(Page and application data records)
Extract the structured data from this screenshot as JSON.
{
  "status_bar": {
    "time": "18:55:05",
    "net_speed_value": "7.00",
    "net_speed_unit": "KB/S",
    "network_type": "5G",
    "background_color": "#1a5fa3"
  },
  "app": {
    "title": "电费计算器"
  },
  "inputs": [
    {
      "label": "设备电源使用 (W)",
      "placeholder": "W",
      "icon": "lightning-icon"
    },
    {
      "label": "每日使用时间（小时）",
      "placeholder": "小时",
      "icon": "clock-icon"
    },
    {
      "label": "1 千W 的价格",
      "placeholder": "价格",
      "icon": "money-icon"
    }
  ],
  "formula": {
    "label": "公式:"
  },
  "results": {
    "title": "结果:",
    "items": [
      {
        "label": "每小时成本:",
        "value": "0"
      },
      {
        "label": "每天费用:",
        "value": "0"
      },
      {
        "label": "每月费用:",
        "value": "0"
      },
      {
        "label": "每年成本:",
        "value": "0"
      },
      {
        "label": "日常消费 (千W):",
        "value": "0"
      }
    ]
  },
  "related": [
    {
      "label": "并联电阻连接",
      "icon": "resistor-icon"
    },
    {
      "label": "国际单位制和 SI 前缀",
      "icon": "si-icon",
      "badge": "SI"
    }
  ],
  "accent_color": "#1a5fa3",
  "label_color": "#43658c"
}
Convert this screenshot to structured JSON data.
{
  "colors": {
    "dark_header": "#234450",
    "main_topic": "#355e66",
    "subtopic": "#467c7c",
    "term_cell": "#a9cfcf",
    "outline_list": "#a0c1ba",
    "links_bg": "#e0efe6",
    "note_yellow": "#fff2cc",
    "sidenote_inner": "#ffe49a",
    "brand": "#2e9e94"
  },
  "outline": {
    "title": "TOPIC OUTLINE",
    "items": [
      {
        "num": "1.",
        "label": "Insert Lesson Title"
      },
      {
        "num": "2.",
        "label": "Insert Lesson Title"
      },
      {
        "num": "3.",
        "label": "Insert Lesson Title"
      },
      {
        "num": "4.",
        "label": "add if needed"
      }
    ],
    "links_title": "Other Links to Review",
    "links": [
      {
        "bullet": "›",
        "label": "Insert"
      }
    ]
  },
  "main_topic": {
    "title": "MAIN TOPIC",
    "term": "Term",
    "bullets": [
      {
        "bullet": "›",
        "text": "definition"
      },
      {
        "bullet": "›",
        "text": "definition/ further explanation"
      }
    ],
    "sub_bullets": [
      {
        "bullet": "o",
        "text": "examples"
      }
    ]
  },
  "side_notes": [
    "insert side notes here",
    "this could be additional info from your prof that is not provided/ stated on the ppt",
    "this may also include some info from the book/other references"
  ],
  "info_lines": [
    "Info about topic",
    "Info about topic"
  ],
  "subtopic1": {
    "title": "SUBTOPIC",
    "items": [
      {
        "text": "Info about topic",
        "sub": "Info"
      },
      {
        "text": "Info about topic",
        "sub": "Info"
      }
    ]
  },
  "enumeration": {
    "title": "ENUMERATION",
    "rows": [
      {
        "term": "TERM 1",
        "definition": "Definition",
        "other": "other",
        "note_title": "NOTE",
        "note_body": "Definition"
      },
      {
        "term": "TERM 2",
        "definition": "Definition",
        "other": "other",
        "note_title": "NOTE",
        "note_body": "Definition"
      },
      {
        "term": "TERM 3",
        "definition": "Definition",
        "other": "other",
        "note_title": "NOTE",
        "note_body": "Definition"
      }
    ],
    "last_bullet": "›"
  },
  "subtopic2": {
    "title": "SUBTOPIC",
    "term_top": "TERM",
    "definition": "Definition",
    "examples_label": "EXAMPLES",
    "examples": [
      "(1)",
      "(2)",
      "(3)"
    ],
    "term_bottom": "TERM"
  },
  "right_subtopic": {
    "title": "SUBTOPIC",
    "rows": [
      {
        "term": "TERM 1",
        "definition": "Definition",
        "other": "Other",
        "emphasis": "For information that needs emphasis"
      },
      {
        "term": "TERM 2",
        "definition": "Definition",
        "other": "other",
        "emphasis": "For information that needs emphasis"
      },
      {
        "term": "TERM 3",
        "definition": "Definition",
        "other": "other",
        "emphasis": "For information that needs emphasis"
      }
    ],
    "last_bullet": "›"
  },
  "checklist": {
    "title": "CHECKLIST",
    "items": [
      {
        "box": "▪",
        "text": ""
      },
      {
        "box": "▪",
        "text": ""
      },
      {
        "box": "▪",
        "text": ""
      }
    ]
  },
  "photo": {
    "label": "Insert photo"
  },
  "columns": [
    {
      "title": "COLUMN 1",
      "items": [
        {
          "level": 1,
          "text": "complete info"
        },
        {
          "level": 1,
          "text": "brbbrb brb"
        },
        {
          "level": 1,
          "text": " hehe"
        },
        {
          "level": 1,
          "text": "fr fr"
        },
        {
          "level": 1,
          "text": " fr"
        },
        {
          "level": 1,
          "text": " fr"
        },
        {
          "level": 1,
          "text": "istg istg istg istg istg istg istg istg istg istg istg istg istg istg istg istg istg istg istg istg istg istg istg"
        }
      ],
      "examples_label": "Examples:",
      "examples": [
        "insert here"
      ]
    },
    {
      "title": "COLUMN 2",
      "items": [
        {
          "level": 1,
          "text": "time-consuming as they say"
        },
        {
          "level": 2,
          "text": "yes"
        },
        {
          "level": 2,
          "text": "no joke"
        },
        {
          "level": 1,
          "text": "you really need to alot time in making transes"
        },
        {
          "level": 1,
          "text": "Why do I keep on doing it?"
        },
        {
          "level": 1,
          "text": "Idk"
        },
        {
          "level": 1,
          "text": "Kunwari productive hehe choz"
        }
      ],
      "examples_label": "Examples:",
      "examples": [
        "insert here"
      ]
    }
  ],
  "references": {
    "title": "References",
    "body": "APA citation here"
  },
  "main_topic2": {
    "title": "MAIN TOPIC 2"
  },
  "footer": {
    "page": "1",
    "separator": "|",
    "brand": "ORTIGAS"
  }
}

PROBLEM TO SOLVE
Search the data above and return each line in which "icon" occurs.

ANSWER BOX
      "icon": "lightning-icon"
      "icon": "clock-icon"
      "icon": "money-icon"
      "icon": "resistor-icon"
      "icon": "si-icon",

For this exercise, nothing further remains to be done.